What the exercise asks
Your task is to copy every line below that contains the word "photo".

··· Data ···

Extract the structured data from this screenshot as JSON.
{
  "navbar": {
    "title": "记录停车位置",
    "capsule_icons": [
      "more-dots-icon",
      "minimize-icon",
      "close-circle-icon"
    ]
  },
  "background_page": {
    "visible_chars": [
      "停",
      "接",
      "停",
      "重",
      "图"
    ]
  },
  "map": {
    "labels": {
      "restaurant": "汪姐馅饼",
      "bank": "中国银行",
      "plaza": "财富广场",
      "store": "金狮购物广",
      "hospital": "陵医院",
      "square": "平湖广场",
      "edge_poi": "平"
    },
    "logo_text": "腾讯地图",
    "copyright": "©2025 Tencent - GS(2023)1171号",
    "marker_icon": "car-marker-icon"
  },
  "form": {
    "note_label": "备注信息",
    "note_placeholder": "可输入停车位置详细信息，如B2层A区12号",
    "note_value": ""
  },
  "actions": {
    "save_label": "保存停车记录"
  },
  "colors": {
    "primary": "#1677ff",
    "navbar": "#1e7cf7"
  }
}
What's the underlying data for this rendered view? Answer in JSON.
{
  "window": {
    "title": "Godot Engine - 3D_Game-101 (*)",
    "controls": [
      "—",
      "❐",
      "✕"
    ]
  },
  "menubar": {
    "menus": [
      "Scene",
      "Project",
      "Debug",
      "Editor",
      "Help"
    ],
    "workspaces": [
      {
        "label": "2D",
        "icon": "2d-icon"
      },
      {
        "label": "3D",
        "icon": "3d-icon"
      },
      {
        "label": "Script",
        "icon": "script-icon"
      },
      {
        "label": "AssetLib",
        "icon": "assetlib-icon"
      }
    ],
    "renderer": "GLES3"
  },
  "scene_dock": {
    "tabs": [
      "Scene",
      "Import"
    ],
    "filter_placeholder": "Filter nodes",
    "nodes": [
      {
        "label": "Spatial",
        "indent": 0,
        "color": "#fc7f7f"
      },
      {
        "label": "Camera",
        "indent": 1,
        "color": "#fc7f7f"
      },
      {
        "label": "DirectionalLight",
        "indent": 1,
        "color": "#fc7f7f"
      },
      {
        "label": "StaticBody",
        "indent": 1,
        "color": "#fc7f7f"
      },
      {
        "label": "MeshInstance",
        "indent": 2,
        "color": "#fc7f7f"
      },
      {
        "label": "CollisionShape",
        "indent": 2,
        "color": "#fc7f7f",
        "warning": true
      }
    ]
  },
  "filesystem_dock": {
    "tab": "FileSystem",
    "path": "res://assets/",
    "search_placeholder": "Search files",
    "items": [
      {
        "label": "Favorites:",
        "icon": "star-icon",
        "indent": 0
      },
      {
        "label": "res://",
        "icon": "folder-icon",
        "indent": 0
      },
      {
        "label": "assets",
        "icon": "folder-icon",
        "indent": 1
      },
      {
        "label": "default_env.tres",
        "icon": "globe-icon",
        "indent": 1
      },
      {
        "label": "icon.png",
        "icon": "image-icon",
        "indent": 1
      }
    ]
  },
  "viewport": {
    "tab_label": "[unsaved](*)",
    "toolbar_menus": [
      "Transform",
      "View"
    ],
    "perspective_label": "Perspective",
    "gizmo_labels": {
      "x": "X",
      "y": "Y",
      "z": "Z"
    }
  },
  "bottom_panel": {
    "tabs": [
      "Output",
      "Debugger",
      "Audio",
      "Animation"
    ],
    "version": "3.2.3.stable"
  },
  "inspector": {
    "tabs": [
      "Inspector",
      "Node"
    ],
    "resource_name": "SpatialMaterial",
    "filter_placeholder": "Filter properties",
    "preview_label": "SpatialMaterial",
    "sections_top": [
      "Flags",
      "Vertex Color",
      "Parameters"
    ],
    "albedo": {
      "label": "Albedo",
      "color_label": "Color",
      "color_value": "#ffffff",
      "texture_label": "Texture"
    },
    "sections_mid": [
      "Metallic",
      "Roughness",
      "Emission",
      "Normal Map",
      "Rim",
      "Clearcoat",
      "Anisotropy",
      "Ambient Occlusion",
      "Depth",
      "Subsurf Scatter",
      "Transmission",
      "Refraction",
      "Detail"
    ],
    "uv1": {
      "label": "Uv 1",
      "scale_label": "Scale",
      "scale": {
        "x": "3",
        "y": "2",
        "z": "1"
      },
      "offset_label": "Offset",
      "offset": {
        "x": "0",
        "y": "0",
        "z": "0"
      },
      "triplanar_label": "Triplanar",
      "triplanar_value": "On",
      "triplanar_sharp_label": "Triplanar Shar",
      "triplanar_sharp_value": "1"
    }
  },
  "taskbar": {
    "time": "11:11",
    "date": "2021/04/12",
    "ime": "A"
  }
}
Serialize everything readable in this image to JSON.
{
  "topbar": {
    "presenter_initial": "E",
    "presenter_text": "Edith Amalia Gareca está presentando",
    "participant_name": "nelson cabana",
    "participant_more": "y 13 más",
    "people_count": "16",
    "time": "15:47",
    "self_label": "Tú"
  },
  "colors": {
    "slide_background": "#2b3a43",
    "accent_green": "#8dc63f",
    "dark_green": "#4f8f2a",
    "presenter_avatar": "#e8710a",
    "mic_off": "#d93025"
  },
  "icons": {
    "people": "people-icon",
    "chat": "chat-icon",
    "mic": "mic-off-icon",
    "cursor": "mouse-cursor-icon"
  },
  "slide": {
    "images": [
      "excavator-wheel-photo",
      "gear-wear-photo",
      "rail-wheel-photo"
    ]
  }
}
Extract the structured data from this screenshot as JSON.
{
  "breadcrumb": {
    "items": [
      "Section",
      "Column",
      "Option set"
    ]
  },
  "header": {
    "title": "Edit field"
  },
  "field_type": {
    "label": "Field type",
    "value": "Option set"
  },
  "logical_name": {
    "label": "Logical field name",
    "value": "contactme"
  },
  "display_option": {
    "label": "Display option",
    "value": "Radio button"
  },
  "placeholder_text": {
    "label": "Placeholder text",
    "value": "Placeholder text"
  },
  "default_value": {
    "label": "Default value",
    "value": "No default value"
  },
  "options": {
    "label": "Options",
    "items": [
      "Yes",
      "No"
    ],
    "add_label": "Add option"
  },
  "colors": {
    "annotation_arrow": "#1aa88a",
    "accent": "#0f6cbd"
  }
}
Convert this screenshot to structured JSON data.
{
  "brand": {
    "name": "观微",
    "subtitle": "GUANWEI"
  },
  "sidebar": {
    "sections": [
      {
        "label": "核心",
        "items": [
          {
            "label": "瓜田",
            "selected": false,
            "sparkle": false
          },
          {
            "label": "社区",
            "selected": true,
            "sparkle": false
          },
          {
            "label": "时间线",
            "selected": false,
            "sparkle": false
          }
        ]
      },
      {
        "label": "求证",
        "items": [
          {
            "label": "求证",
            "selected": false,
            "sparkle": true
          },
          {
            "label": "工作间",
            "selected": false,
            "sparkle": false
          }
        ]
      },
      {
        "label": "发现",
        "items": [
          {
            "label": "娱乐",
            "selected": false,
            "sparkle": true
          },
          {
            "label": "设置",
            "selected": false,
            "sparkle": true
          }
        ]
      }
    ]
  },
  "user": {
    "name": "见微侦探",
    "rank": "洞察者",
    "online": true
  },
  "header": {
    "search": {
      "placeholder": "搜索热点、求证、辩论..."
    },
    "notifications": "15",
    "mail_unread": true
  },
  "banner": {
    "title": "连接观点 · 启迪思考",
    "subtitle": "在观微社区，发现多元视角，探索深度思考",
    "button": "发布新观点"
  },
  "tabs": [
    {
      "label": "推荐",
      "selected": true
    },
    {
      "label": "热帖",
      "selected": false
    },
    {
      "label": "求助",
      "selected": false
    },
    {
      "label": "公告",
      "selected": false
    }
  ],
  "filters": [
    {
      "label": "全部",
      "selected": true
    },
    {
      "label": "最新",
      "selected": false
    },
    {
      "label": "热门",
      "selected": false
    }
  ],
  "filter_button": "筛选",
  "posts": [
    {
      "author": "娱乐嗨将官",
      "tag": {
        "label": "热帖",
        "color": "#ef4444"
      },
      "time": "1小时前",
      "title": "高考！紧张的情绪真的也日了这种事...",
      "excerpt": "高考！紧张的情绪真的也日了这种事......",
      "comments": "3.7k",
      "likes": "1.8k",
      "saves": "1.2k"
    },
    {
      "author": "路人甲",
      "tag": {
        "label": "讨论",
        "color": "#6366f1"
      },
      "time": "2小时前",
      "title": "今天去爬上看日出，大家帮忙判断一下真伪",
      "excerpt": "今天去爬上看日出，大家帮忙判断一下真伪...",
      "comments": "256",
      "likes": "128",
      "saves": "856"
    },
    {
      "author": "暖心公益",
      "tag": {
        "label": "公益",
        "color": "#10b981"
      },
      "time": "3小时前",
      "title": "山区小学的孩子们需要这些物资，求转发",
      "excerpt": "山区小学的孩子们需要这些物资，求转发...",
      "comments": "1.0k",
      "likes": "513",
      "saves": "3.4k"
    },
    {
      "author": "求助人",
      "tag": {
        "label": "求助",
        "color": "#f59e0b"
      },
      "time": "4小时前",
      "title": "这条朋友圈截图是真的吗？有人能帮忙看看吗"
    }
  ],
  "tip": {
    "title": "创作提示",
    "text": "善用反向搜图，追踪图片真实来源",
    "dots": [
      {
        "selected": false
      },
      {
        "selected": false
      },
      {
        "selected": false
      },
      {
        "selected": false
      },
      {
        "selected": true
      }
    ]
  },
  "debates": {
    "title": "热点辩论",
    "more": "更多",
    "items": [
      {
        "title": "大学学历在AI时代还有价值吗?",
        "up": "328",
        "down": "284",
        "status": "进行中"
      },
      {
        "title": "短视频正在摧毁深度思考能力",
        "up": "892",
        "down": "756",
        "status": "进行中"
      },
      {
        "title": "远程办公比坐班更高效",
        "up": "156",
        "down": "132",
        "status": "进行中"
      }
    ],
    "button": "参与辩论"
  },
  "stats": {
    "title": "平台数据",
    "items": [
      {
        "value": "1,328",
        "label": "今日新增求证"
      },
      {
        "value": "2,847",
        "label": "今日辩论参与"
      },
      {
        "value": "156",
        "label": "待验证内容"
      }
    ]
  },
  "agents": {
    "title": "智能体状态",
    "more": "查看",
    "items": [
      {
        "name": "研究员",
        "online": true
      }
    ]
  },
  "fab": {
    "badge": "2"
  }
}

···

Answer section
      "excavator-wheel-photo",
      "gear-wear-photo",
      "rail-wheel-photo"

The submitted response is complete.